§ **Problem description**
Copy each line in the data below that contains the word "down".
*** Opening Exercise data ***
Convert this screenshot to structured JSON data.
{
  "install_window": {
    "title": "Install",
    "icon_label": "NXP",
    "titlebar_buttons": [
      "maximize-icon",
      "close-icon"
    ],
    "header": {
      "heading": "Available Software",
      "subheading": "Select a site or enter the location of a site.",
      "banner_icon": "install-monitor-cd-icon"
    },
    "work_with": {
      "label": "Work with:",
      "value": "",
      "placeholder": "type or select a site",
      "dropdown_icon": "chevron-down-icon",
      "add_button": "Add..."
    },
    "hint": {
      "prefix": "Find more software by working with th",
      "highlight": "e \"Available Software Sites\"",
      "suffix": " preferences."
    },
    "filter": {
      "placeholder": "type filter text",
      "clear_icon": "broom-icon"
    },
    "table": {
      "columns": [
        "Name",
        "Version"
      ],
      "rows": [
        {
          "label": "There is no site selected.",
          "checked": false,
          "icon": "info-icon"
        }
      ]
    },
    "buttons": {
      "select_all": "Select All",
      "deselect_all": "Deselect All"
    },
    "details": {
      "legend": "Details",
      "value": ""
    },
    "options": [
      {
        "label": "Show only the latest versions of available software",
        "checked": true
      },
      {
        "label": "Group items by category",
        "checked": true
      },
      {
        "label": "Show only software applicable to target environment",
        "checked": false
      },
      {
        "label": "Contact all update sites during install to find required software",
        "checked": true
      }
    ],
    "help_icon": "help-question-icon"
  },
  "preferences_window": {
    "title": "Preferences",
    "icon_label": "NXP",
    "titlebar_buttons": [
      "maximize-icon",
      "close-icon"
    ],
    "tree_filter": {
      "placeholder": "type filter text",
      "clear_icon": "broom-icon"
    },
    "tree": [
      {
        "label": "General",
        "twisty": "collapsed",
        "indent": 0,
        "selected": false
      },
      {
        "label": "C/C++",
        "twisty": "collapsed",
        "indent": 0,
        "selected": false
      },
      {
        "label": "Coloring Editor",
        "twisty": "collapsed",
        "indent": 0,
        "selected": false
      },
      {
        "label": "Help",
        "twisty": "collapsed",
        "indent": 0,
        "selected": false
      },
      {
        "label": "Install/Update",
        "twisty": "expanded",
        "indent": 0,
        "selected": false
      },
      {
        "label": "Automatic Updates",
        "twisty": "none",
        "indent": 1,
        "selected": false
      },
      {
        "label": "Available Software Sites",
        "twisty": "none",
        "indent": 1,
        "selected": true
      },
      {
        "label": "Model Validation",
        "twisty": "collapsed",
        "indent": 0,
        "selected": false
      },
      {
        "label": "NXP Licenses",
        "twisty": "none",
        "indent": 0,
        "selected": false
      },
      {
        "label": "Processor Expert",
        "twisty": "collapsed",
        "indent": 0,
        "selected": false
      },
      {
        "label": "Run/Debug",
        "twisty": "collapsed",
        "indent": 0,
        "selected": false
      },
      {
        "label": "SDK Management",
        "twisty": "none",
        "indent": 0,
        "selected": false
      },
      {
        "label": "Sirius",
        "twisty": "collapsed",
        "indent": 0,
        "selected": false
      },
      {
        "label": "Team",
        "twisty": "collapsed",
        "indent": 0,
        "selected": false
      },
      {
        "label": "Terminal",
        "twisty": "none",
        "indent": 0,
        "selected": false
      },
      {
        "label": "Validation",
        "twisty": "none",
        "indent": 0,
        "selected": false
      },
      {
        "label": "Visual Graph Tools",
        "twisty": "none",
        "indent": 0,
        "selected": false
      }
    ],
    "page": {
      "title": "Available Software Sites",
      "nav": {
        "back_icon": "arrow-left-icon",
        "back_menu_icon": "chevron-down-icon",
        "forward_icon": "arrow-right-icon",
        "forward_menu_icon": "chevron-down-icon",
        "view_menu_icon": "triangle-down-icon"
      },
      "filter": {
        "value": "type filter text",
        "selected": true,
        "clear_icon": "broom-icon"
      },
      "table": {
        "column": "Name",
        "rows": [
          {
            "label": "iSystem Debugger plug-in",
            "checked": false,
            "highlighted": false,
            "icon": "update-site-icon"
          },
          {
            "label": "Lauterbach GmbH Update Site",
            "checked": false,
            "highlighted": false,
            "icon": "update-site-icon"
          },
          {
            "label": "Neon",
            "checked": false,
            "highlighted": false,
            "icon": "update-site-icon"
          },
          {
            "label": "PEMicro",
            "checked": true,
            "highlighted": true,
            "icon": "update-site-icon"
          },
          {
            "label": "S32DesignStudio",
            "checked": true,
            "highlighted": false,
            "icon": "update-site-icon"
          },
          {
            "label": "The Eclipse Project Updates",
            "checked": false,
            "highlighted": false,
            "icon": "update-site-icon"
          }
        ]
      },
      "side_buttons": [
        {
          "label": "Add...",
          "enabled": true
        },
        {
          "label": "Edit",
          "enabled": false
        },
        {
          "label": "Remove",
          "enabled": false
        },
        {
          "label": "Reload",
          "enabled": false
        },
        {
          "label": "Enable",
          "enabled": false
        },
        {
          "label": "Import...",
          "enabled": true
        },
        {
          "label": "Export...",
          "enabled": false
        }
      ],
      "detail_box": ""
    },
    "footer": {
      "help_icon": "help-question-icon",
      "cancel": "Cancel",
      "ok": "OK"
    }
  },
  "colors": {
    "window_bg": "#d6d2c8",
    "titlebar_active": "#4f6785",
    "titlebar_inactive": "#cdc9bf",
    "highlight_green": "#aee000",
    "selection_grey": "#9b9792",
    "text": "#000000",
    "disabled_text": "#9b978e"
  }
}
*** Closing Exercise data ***
§ **Answer section**
      "dropdown_icon": "chevron-down-icon",
        "back_menu_icon": "chevron-down-icon",
        "forward_menu_icon": "chevron-down-icon",
        "view_menu_icon": "triangle-down-icon"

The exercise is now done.